===== DATASET =====

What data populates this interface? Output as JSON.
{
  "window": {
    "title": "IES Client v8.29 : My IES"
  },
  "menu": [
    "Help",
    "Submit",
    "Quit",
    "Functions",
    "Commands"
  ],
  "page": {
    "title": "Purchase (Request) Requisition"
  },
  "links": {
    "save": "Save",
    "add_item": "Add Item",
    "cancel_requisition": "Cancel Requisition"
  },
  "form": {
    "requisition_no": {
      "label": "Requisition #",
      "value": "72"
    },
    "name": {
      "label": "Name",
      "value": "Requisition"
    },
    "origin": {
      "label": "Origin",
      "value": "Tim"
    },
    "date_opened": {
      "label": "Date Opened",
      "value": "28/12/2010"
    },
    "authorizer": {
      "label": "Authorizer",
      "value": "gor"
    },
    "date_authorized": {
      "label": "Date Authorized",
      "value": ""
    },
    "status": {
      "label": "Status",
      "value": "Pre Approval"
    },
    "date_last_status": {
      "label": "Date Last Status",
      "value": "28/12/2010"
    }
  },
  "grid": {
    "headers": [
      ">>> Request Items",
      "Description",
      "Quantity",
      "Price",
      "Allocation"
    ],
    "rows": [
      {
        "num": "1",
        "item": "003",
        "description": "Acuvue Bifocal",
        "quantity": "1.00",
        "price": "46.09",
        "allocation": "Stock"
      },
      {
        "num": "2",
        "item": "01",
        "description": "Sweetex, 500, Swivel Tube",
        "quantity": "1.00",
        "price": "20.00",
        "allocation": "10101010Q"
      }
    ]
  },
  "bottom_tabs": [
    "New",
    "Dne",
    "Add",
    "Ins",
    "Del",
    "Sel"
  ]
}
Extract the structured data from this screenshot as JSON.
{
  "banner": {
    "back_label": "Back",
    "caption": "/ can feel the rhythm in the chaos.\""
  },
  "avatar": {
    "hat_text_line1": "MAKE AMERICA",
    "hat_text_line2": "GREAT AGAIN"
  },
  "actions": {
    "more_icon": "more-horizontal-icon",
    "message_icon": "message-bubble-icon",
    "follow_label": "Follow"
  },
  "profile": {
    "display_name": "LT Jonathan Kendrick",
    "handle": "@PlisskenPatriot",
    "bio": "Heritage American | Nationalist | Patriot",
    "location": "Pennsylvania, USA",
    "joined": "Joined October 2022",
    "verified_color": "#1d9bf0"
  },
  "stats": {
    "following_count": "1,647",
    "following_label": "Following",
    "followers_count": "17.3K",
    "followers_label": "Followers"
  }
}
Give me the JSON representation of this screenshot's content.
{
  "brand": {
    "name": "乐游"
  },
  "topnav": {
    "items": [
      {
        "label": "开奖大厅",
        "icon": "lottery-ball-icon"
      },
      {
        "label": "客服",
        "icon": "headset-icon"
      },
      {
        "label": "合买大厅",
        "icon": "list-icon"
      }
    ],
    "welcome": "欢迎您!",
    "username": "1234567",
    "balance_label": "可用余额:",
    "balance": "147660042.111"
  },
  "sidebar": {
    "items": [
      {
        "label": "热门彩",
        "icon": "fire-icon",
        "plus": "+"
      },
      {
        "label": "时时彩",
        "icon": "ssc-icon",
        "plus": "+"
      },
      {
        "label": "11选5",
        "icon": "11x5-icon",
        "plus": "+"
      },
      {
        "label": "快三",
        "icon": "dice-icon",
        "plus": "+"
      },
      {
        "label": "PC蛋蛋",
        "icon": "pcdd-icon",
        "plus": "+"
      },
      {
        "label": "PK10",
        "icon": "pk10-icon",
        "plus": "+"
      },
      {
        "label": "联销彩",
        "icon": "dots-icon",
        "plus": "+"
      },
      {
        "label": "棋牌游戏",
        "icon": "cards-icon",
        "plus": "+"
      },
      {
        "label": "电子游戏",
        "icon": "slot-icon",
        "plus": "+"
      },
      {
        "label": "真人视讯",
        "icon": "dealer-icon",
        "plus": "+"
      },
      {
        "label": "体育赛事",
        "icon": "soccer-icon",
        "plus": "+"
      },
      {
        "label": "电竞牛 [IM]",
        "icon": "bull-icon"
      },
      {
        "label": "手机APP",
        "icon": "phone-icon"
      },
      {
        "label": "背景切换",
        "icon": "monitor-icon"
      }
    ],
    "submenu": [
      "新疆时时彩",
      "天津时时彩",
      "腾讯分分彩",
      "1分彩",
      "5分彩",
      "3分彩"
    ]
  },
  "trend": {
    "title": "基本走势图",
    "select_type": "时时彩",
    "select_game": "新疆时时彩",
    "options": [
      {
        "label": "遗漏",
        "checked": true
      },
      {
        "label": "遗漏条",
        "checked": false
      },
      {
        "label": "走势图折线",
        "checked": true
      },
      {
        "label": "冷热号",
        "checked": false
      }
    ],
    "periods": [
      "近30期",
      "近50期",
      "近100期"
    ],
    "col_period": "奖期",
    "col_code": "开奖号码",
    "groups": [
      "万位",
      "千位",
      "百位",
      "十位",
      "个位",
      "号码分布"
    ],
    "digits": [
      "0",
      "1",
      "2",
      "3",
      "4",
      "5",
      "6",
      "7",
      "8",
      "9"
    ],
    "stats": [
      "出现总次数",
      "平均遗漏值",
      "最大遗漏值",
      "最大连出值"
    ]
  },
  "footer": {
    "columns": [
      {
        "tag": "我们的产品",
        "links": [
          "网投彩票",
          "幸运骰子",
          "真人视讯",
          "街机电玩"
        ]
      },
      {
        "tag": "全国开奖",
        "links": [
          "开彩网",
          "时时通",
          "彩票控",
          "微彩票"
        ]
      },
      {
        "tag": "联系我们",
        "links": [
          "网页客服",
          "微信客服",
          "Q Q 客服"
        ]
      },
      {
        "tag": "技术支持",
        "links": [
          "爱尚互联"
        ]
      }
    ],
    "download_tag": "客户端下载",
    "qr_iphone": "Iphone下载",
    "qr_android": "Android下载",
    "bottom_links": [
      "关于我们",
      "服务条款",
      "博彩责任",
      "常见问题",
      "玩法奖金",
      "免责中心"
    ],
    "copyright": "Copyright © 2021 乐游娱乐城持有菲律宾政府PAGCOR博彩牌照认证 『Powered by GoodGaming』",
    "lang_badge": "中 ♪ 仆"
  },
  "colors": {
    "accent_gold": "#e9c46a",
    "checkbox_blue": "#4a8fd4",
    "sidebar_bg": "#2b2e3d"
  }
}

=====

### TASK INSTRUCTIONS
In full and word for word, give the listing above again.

### WRITTEN RESPONSE
What data populates this interface? Output as JSON.
{
  "window": {
    "title": "IES Client v8.29 : My IES"
  },
  "menu": [
    "Help",
    "Submit",
    "Quit",
    "Functions",
    "Commands"
  ],
  "page": {
    "title": "Purchase (Request) Requisition"
  },
  "links": {
    "save": "Save",
    "add_item": "Add Item",
    "cancel_requisition": "Cancel Requisition"
  },
  "form": {
    "requisition_no": {
      "label": "Requisition #",
      "value": "72"
    },
    "name": {
      "label": "Name",
      "value": "Requisition"
    },
    "origin": {
      "label": "Origin",
      "value": "Tim"
    },
    "date_opened": {
      "label": "Date Opened",
      "value": "28/12/2010"
    },
    "authorizer": {
      "label": "Authorizer",
      "value": "gor"
    },
    "date_authorized": {
      "label": "Date Authorized",
      "value": ""
    },
    "status": {
      "label": "Status",
      "value": "Pre Approval"
    },
    "date_last_status": {
      "label": "Date Last Status",
      "value": "28/12/2010"
    }
  },
  "grid": {
    "headers": [
      ">>> Request Items",
      "Description",
      "Quantity",
      "Price",
      "Allocation"
    ],
    "rows": [
      {
        "num": "1",
        "item": "003",
        "description": "Acuvue Bifocal",
        "quantity": "1.00",
        "price": "46.09",
        "allocation": "Stock"
      },
      {
        "num": "2",
        "item": "01",
        "description": "Sweetex, 500, Swivel Tube",
        "quantity": "1.00",
        "price": "20.00",
        "allocation": "10101010Q"
      }
    ]
  },
  "bottom_tabs": [
    "New",
    "Dne",
    "Add",
    "Ins",
    "Del",
    "Sel"
  ]
}
Extract the structured data from this screenshot as JSON.
{
  "banner": {
    "back_label": "Back",
    "caption": "/ can feel the rhythm in the chaos.\""
  },
  "avatar": {
    "hat_text_line1": "MAKE AMERICA",
    "hat_text_line2": "GREAT AGAIN"
  },
  "actions": {
    "more_icon": "more-horizontal-icon",
    "message_icon": "message-bubble-icon",
    "follow_label": "Follow"
  },
  "profile": {
    "display_name": "LT Jonathan Kendrick",
    "handle": "@PlisskenPatriot",
    "bio": "Heritage American | Nationalist | Patriot",
    "location": "Pennsylvania, USA",
    "joined": "Joined October 2022",
    "verified_color": "#1d9bf0"
  },
  "stats": {
    "following_count": "1,647",
    "following_label": "Following",
    "followers_count": "17.3K",
    "followers_label": "Followers"
  }
}
Give me the JSON representation of this screenshot's content.
{
  "brand": {
    "name": "乐游"
  },
  "topnav": {
    "items": [
      {
        "label": "开奖大厅",
        "icon": "lottery-ball-icon"
      },
      {
        "label": "客服",
        "icon": "headset-icon"
      },
      {
        "label": "合买大厅",
        "icon": "list-icon"
      }
    ],
    "welcome": "欢迎您!",
    "username": "1234567",
    "balance_label": "可用余额:",
    "balance": "147660042.111"
  },
  "sidebar": {
    "items": [
      {
        "label": "热门彩",
        "icon": "fire-icon",
        "plus": "+"
      },
      {
        "label": "时时彩",
        "icon": "ssc-icon",
        "plus": "+"
      },
      {
        "label": "11选5",
        "icon": "11x5-icon",
        "plus": "+"
      },
      {
        "label": "快三",
        "icon": "dice-icon",
        "plus": "+"
      },
      {
        "label": "PC蛋蛋",
        "icon": "pcdd-icon",
        "plus": "+"
      },
      {
        "label": "PK10",
        "icon": "pk10-icon",
        "plus": "+"
      },
      {
        "label": "联销彩",
        "icon": "dots-icon",
        "plus": "+"
      },
      {
        "label": "棋牌游戏",
        "icon": "cards-icon",
        "plus": "+"
      },
      {
        "label": "电子游戏",
        "icon": "slot-icon",
        "plus": "+"
      },
      {
        "label": "真人视讯",
        "icon": "dealer-icon",
        "plus": "+"
      },
      {
        "label": "体育赛事",
        "icon": "soccer-icon",
        "plus": "+"
      },
      {
        "label": "电竞牛 [IM]",
        "icon": "bull-icon"
      },
      {
        "label": "手机APP",
        "icon": "phone-icon"
      },
      {
        "label": "背景切换",
        "icon": "monitor-icon"
      }
    ],
    "submenu": [
      "新疆时时彩",
      "天津时时彩",
      "腾讯分分彩",
      "1分彩",
      "5分彩",
      "3分彩"
    ]
  },
  "trend": {
    "title": "基本走势图",
    "select_type": "时时彩",
    "select_game": "新疆时时彩",
    "options": [
      {
        "label": "遗漏",
        "checked": true
      },
      {
        "label": "遗漏条",
        "checked": false
      },
      {
        "label": "走势图折线",
        "checked": true
      },
      {
        "label": "冷热号",
        "checked": false
      }
    ],
    "periods": [
      "近30期",
      "近50期",
      "近100期"
    ],
    "col_period": "奖期",
    "col_code": "开奖号码",
    "groups": [
      "万位",
      "千位",
      "百位",
      "十位",
      "个位",
      "号码分布"
    ],
    "digits": [
      "0",
      "1",
      "2",
      "3",
      "4",
      "5",
      "6",
      "7",
      "8",
      "9"
    ],
    "stats": [
      "出现总次数",
      "平均遗漏值",
      "最大遗漏值",
      "最大连出值"
    ]
  },
  "footer": {
    "columns": [
      {
        "tag": "我们的产品",
        "links": [
          "网投彩票",
          "幸运骰子",
          "真人视讯",
          "街机电玩"
        ]
      },
      {
        "tag": "全国开奖",
        "links": [
          "开彩网",
          "时时通",
          "彩票控",
          "微彩票"
        ]
      },
      {
        "tag": "联系我们",
        "links": [
          "网页客服",
          "微信客服",
          "Q Q 客服"
        ]
      },
      {
        "tag": "技术支持",
        "links": [
          "爱尚互联"
        ]
      }
    ],
    "download_tag": "客户端下载",
    "qr_iphone": "Iphone下载",
    "qr_android": "Android下载",
    "bottom_links": [
      "关于我们",
      "服务条款",
      "博彩责任",
      "常见问题",
      "玩法奖金",
      "免责中心"
    ],
    "copyright": "Copyright © 2021 乐游娱乐城持有菲律宾政府PAGCOR博彩牌照认证 『Powered by GoodGaming』",
    "lang_badge": "中 ♪ 仆"
  },
  "colors": {
    "accent_gold": "#e9c46a",
    "checkbox_blue": "#4a8fd4",
    "sidebar_bg": "#2b2e3d"
  }
}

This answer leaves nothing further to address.